[Brief] Using the data below, work out how many of its lines contain "JSON", and give that number with nothing added.

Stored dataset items

------

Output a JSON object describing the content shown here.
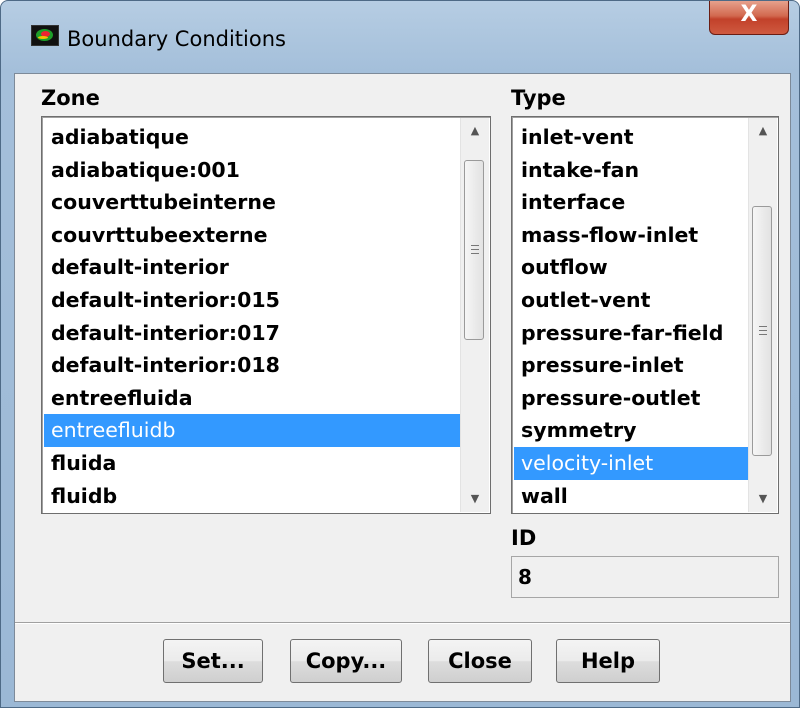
{
  "window": {
    "title": "Boundary Conditions",
    "close_glyph": "X",
    "app_icon": "fluent-app-icon"
  },
  "zone": {
    "label": "Zone",
    "items": [
      "adiabatique",
      "adiabatique:001",
      "couverttubeinterne",
      "couvrttubeexterne",
      "default-interior",
      "default-interior:015",
      "default-interior:017",
      "default-interior:018",
      "entreefluida",
      "entreefluidb",
      "fluida",
      "fluidb"
    ],
    "selected": "entreefluidb"
  },
  "type": {
    "label": "Type",
    "items": [
      "inlet-vent",
      "intake-fan",
      "interface",
      "mass-flow-inlet",
      "outflow",
      "outlet-vent",
      "pressure-far-field",
      "pressure-inlet",
      "pressure-outlet",
      "symmetry",
      "velocity-inlet",
      "wall"
    ],
    "selected": "velocity-inlet"
  },
  "id": {
    "label": "ID",
    "value": "8"
  },
  "buttons": {
    "set": "Set...",
    "copy": "Copy...",
    "close": "Close",
    "help": "Help"
  },
  "scroll_glyphs": {
    "up": "▲",
    "down": "▼"
  },
  "colors": {
    "selection": "#3399ff",
    "close_button": "#c9472e",
    "window_frame": "#a9c3dd"
  }
}
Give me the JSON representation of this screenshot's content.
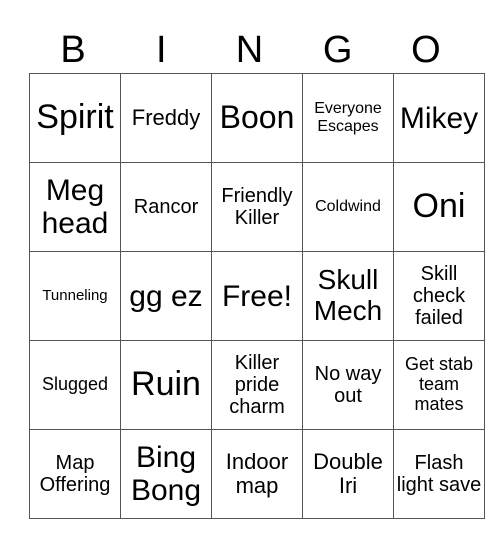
{
  "header": [
    "B",
    "I",
    "N",
    "G",
    "O"
  ],
  "cells": [
    [
      "Spirit",
      "Freddy",
      "Boon",
      "Everyone Escapes",
      "Mikey"
    ],
    [
      "Meg head",
      "Rancor",
      "Friendly Killer",
      "Coldwind",
      "Oni"
    ],
    [
      "Tunneling",
      "gg ez",
      "Free!",
      "Skull Mech",
      "Skill check failed"
    ],
    [
      "Slugged",
      "Ruin",
      "Killer pride charm",
      "No way out",
      "Get stab team mates"
    ],
    [
      "Map Offering",
      "Bing Bong",
      "Indoor map",
      "Double Iri",
      "Flash light save"
    ]
  ]
}
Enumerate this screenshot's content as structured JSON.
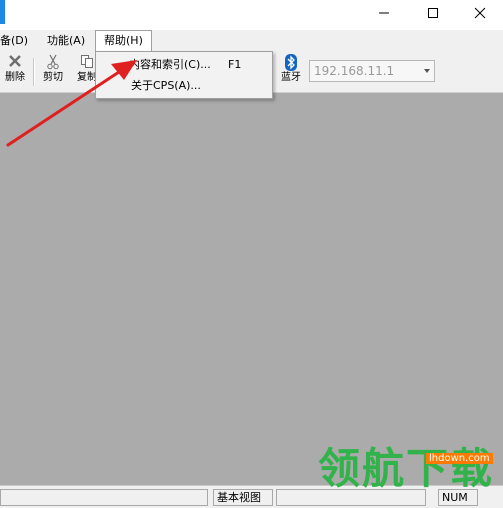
{
  "window": {
    "minimize_symbol": "—",
    "maximize_symbol": "☐",
    "close_symbol": "✕"
  },
  "menubar": {
    "items": [
      {
        "label": "备(D)"
      },
      {
        "label": "功能(A)"
      },
      {
        "label": "帮助(H)"
      }
    ]
  },
  "toolbar": {
    "delete_label": "删除",
    "cut_label": "剪切",
    "copy_label": "复制",
    "bluetooth_label": "蓝牙",
    "ip_value": "192.168.11.1"
  },
  "help_menu": {
    "items": [
      {
        "label": "内容和索引(C)...",
        "shortcut": "F1"
      },
      {
        "label": "关于CPS(A)...",
        "shortcut": ""
      }
    ]
  },
  "statusbar": {
    "view_label": "基本视图",
    "num_label": "NUM"
  },
  "watermark": {
    "brand": "领航下载",
    "url": "lhdown.com"
  },
  "colors": {
    "workspace": "#ababab",
    "arrow": "#e02020",
    "accent": "#1e88e5",
    "bluetooth": "#1565c0"
  }
}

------

[Solution below] 3